The meeting drew the attention of members of San Franciscoâs Board of Supervisors. Both District 8 Supervisor Scott Weiner and District 9 Supervisor David Campos addressed the crowd, pledging whatever support possible for Lyon-Martin.
âWhat is happening to Lyon-Martin is not the exception,â said Campos. âMany, many community-based organizations are going through this.â
Campos pointed to the Cityâs recent precedent of stepping in and assisting LGBT-focused organizations such as the Community Center and, more recently, Pride. He also noted the Board of Supervisors plans to offer the Asian Art Museum financial support in the near future.
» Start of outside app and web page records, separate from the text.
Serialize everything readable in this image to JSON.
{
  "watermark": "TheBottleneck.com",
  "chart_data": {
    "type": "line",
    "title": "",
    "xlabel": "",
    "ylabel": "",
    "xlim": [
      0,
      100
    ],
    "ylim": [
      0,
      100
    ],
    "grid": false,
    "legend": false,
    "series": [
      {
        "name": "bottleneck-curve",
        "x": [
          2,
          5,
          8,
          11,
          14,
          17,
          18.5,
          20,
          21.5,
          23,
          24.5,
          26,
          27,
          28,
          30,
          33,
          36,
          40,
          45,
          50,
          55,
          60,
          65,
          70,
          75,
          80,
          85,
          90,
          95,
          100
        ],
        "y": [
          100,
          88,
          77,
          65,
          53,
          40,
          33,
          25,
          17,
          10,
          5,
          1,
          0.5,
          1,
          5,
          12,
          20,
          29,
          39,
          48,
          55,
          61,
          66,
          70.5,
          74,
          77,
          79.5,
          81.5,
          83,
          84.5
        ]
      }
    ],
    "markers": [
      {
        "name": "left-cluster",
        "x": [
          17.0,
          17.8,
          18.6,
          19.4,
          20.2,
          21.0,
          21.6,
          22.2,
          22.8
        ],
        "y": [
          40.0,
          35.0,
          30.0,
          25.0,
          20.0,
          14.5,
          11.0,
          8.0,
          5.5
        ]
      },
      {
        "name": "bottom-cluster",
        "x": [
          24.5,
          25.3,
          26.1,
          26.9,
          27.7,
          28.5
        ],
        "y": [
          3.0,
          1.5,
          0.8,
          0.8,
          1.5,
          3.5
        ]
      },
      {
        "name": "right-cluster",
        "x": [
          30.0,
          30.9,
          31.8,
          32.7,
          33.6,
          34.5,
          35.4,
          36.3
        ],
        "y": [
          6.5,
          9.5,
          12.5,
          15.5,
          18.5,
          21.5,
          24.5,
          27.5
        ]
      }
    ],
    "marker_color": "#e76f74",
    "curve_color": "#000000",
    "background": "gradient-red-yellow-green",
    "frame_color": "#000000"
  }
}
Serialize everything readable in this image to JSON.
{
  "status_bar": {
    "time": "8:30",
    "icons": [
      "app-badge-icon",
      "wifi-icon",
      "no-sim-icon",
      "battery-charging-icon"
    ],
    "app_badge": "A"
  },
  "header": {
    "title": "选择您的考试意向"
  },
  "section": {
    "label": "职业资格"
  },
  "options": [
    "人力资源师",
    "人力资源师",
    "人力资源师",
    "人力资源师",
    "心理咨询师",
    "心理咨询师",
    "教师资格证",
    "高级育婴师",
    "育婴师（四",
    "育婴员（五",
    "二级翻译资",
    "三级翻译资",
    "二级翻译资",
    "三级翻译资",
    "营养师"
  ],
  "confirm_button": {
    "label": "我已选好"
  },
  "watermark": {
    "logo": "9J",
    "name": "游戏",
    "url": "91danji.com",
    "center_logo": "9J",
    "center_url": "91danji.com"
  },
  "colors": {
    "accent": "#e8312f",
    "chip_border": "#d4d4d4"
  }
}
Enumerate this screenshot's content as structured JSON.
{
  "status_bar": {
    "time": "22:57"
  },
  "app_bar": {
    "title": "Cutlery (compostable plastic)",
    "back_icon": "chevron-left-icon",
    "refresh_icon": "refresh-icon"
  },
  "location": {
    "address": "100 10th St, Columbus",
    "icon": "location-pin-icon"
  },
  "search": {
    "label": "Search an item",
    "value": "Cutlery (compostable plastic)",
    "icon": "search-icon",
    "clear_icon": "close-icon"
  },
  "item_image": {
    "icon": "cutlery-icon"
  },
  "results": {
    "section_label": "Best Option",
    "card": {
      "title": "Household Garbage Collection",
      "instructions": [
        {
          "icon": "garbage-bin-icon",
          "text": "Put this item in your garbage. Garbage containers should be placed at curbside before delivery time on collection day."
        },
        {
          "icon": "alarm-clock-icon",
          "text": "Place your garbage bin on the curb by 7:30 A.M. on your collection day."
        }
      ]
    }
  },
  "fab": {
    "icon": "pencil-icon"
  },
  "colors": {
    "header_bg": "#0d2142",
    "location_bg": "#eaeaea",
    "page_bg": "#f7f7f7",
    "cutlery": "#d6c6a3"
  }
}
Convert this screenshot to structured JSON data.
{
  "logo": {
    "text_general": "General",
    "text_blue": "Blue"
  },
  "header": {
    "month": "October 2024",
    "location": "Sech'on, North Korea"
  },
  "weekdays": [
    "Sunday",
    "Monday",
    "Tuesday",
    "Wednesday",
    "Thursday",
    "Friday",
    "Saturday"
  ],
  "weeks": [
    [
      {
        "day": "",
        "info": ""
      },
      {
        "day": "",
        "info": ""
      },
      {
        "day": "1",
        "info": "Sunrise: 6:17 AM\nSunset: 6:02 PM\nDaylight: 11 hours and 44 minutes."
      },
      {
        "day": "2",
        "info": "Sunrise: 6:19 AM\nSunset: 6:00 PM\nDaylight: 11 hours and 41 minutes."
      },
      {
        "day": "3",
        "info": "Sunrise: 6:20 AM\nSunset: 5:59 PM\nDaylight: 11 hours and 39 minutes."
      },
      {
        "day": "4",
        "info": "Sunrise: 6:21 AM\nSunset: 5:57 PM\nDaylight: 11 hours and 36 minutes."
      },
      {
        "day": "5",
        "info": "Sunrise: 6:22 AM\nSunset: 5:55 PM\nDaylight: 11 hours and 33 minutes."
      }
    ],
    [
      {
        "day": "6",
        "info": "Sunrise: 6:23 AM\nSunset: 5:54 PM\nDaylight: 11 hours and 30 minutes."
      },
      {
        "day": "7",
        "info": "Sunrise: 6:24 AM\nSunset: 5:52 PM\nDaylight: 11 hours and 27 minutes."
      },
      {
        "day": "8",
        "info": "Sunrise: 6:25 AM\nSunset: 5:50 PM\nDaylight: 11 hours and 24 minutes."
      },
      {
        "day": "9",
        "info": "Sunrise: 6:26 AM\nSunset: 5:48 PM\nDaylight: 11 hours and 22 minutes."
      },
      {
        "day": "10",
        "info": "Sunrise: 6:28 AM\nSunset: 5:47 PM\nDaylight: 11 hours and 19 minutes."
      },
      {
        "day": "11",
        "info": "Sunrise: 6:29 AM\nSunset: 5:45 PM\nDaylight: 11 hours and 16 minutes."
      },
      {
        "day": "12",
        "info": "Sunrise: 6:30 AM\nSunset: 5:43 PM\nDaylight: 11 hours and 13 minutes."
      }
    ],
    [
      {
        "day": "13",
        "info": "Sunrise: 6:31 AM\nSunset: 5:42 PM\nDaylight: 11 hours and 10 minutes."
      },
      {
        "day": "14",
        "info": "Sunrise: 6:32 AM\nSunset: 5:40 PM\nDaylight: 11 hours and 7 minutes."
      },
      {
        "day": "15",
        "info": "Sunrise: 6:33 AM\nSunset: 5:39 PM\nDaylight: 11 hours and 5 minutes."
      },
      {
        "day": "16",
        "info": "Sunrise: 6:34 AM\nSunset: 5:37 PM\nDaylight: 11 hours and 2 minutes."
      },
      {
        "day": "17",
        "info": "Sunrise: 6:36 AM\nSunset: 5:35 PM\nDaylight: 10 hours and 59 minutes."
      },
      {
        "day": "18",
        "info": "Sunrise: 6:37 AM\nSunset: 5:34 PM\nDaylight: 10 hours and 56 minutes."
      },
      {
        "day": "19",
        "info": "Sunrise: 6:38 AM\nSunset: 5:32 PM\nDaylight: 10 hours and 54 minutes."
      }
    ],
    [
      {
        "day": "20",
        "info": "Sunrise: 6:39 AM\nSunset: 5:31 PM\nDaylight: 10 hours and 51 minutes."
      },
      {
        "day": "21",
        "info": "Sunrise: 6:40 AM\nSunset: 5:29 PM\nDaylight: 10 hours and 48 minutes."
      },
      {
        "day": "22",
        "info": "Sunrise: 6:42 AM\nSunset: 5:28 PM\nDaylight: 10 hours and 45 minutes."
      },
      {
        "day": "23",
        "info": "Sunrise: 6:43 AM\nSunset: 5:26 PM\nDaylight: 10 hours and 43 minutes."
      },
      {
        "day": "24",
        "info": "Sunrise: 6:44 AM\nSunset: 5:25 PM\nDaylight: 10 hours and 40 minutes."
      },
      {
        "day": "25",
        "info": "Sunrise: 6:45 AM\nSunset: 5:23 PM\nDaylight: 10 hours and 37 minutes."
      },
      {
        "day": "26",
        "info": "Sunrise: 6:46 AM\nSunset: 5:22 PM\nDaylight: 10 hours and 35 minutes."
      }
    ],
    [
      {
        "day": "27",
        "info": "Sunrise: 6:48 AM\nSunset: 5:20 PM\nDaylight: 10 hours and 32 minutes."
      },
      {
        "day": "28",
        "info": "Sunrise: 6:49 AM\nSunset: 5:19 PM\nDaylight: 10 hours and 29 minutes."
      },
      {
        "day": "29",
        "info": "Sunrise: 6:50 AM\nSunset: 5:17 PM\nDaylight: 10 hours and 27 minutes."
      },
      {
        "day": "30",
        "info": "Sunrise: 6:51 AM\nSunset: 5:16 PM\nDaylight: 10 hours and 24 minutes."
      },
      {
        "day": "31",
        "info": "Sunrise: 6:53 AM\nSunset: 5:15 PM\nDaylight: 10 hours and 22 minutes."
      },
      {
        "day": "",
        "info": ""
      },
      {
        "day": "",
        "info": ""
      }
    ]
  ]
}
Campos suggested the Cityâs elected officials could make a similar commitment to prevent Lyon-Martin closing. First, though, he called for accountability. âItâs not about blame,â he said, âItâs about accountability and responsibility.â
âWe have a population here that needs to be served, and the City canât just look the other way,â Campos said. âBut we need to make sure this doesnât happen again.â
Winter, Balon and Dr. Harbatkin pinpoint an extreme backlog in billing, the clinicâs rapid expansion â including absorbing a significant number of patients and responsibilities after New Leaf closed last year and ceased providing mental health services to the LGBT communityâ and management oversights as reasons for the deficit. All were committed to returning the organization to a place of financial stability and trustworthiness.
âWe understand how people would lose faith in our ability to effectively run this organization,â says Winter. âMost on the Board would be more than willing to work in finding our own replacements, once the clinic is running again, just to ensure people have a Board they can trust.â
AIDS Housing Alliance/San Francisco Executive Director Brian Basinger went one step farther than Sup. Campos in discussing the precedent City elected officials set providing assistance to community service providers facing âcash flow issues.â He said not only should they do so again to save Lyon-Martin, they must.
Basinger also urged attendees to see the bigger picture. Rather than assigning blame for Lyon-Martinâs failure to individuals, he called the LGBT community as a whole to task.
âWe have to understand this is in the context of the economy and the context of our funding decisions as we pursue our larger civil rights agendas,â Basinger said. With the gay community contributing much of its money to causes like Marriage Equality and the repeal of Donât Ask/Donât Tell, he says other needs are forgotten or overlooked.
âWhen we pump money in that, we have to understand that money comes from somewhere else and at the expense of those in need,â he said. âThe reality is, thatâs exactly what happened here.â
Outspoken queer activist Michael Petrelis, whose online blog helped break news of the closure, agreed loudly. âMy community here is hurting, and Iâm told my âgay agendaâ is getting a wedding cake and getting a gun,â he railed. âI need AIDS drugs. I need healthcare.â
When the audience responded by cheering loudly, the often controversial Internet personality cut them off. âStop the applause,â he demanded. âFuck you! Wake up! Take action!â
According to Bowman, action is exactly what many plan now that they are aware of the clinicâs dire situation. From young people organizing a bicycle coalition to distribute information about Lyon-Martin and upcoming fundraising efforts to others pressuring the Department of Public Health to bail the clinic out, he says many left the community forum feeling empowered.
Meanwhile, the flood of support surprised Winter. Prior to the decision to close the clinic, she says the Board reached out to other area organizations, service providers and resources asking for help, suggestions or guidance. They received little or no response.
âWe felt very isolated, alone in this process,â she admits.
âWhat we didnât know is there is a community there beyond what we know, and they are there to help us,â Winter says. âItâs amazing and impressive.â
âHotties for Homo Health Careâ â A Fundraiser for Lyon-Martin Health Services â is scheduled Sun., Jan. 30, 7-10pm, at El Rio (3158 Mission at Precita). $5-$20 sliding scale donation.